**Assigned task**:
Hunt through the entries for the word "content" and copy each line in which it appears.

**Given information**:
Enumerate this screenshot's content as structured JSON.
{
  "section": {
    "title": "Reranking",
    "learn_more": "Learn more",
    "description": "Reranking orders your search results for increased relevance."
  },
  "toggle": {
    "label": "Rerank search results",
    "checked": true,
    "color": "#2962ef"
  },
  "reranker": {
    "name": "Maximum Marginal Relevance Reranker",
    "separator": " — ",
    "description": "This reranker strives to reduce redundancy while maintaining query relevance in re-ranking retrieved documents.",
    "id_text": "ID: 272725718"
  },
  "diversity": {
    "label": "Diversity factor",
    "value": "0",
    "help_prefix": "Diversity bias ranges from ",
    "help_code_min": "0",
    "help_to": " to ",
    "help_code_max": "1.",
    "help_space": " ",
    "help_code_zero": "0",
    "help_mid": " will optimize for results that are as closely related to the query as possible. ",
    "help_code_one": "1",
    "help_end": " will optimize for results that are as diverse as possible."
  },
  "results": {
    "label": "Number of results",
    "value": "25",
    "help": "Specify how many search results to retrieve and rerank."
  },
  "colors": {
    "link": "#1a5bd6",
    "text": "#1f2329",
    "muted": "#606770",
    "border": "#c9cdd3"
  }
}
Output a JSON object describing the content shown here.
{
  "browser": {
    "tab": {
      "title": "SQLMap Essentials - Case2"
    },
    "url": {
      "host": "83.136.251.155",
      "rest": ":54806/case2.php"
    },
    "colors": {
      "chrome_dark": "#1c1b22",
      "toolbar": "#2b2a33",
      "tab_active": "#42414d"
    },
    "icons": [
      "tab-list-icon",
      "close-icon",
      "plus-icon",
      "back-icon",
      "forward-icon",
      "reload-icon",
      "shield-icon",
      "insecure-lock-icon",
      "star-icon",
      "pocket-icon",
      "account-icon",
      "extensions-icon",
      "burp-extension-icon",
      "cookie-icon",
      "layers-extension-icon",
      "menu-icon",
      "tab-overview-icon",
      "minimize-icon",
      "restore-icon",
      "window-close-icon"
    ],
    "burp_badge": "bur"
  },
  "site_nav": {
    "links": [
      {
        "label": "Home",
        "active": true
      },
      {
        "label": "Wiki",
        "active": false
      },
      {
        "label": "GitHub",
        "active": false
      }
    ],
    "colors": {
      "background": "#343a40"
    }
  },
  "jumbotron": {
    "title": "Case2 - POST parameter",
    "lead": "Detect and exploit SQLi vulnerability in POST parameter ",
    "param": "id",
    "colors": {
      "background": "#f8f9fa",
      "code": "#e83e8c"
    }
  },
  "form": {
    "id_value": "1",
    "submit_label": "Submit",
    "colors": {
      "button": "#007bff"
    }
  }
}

**Written answer**:
Enumerate this screenshot's content as structured JSON.
Output a JSON object describing the content shown here.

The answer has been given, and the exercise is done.